  • Shout out to generics!  You provide the same products at a fraction of the price.  You have helped us buy the things we need and want for our family without being a burden on our sometimes meager budget.
  • Shout out to dandelions!  You assure me that I can lay our blanket in the park without fear that the grass has been chemically treated.
  • Shout out to my camera!  You aren’t fancy.  You’re kind of banged up.  But you fit in my pocket and have reliably and beautifully captured the best times in my life.  And you’re pink!
  • Shout out to graham crackers!  You have dried tears in the car seat, in the cart at the grocery store, and in the stroller.  I try to never leave home without you.
  • Shout out to Madison!  I fell in love with you the minute I laid eyes on you.  I can’t think of any place that I’d rather raise a family.

Madison

– ALW

It’s Not You, It’s Me
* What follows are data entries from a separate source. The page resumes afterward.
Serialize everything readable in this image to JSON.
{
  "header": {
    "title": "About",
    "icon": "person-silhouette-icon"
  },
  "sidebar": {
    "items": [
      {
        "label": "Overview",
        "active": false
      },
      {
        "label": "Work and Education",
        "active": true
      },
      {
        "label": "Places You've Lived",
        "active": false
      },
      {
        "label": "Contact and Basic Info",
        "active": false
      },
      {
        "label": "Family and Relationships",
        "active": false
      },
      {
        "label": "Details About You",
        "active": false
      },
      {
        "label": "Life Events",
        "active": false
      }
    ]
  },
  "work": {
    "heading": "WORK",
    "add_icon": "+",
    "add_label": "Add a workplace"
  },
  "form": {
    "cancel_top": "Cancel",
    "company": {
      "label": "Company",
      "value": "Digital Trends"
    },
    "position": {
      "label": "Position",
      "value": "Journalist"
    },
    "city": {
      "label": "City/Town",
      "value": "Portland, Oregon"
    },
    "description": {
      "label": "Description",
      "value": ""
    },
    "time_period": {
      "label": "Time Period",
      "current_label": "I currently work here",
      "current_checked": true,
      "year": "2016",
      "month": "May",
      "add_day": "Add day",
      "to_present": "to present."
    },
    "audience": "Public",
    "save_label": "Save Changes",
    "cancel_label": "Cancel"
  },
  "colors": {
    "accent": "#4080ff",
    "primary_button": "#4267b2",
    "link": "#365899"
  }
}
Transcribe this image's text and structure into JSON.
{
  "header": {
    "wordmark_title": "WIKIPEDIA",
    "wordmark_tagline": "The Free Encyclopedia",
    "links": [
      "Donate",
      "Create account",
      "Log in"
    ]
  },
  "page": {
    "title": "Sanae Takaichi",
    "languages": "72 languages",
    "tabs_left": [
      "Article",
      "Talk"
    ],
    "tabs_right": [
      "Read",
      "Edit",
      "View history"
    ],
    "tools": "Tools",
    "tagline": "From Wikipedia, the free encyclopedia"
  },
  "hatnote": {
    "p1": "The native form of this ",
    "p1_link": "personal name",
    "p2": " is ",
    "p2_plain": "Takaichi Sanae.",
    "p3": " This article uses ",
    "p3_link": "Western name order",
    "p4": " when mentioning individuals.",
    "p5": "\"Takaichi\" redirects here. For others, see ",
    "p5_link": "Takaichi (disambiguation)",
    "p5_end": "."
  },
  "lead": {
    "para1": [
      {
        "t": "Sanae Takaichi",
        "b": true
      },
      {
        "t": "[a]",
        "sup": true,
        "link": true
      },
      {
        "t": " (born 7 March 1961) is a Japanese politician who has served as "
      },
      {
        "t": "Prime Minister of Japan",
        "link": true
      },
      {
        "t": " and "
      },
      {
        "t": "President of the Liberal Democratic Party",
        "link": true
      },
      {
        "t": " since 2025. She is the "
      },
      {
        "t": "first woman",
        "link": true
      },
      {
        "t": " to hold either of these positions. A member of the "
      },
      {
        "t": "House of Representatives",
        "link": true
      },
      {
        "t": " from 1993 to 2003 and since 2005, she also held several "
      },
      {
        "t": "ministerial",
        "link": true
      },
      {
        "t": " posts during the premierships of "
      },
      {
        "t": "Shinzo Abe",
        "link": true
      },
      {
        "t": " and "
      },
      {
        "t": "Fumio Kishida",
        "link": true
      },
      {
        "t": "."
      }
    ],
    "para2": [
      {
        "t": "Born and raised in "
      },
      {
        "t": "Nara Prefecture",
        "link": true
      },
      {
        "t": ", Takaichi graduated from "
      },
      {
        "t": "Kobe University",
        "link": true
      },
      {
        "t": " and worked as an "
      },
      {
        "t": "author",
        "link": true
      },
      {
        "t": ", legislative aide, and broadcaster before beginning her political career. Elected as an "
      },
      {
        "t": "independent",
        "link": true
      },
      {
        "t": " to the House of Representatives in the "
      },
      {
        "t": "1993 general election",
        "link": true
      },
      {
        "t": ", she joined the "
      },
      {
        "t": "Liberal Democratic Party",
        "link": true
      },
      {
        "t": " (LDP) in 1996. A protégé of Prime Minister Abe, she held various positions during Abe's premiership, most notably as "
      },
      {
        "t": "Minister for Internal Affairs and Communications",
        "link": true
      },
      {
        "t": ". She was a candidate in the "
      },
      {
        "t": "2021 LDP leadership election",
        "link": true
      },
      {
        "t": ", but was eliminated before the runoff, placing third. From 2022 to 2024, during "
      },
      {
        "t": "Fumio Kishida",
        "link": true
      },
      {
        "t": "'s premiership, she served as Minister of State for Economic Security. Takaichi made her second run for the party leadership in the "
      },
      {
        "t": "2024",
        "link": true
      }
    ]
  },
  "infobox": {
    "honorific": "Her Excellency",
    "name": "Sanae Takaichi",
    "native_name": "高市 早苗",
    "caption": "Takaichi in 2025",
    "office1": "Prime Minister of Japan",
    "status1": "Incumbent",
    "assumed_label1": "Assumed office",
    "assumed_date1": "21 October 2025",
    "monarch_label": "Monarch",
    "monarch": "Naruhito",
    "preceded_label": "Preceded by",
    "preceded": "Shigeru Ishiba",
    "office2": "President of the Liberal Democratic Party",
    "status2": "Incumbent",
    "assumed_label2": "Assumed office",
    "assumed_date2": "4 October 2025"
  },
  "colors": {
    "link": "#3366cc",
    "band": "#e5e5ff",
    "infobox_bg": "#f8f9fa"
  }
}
I’d like to think that having a baby didn’t change me. Yes, it changed me in all the usual and wonderful ways. I have more love in my heart than I ever thought possible. I feel more joy and gratitude than I have ever known. My highs are higher and my lows are lower. But at my core? I’d like to think I’m the same person.

Who is that person? I’m maybe a little loud, I can be a bit brash. I’m honest and open and giving. I laugh easily. I swear like a sailor and, well, I tend to say some really raunchy things. I’m a bit shy in new situations, but friendly. I can be slow to warm up to new people. I hate talking on the phone. I have well-informed opinions on the world around me. I pay attention and read people well. My bullshit meter is off the charts.

We all know those people who completely change when they have a baby. Every conversation is about what their little one is doing, how potty training is going, how much sleep they got last night. You know, the people who can’t hold a conversation about anything other than their kids.

I am not that person.

Right?

I got my first clue that things had changed at work. I was picking out some colored paper for a form with a co-worker, and she decided on yellow. “YELLOW!” I shrieked, clapping my hands.

“You are SO the mother of a toddler,” she deadpanned.

A few days later, my husband and I were able to get out for a date night. We went shopping for our daughter’s first birthday and then out to a bar for a few beers. It was lovely, having a night to ourselves, shopping for our daughter and celebrating this huge milestone. We thought back on the past year and the difficult years before our daughter arrived, and marveled at how far we’ve come. This was our chance to reflect, spend some time together, have some adult conversation.

“Did you ever notice that Murray doesn’t interact with ANYONE else on Sesame Street? If it wasn’t for ‘Murray Had a Little Lamb’ he’d be nothing more than a host. But she really loves him, it’s a shame that they don’t make a Murray doll. And you know, I find that Mr. Noodle kind of creepy. But I do like his brother, Mr. Noodle. And that robot! I love that robot, with the underbite?”

Sitting at the bar downtown, spending a few glorious hours outside the house by ourselves, I was rambling on and on. Not about current events or the book I was reading. Not about what was happening at work or our plans for the weekend. I was going on and on about SESAME STREET.

I stopped to catch my breath and looked at my husband. “I’m done talking about Sesame Street,” I promised.

Yeah, I’m the same person. I still have many of the qualities that I had before, with a few new ones thrown in. I am trying – TRYING – to curb my swearing. I keep my mind out of the gutter until after my daughter’s bedtime. I’m still a bit loud, but I’m thankfully starting to feel less shy in new situations. I’m trying new things. I am not quite as tuned in to the world around me and sadly, I have less time for reading.

I’m still all of the things I used to be. But these days, I’m also a person who yells out colors and numbers and shapes. I laugh more easily at silly antics. I get on down the floor and play. Yes, I have opinions on baby constipation and diaper rash and sleep schedules. And I will hold deep, meaningful conversations about Sesame Street late into the night at a bar.

It’s who I am.

– ALW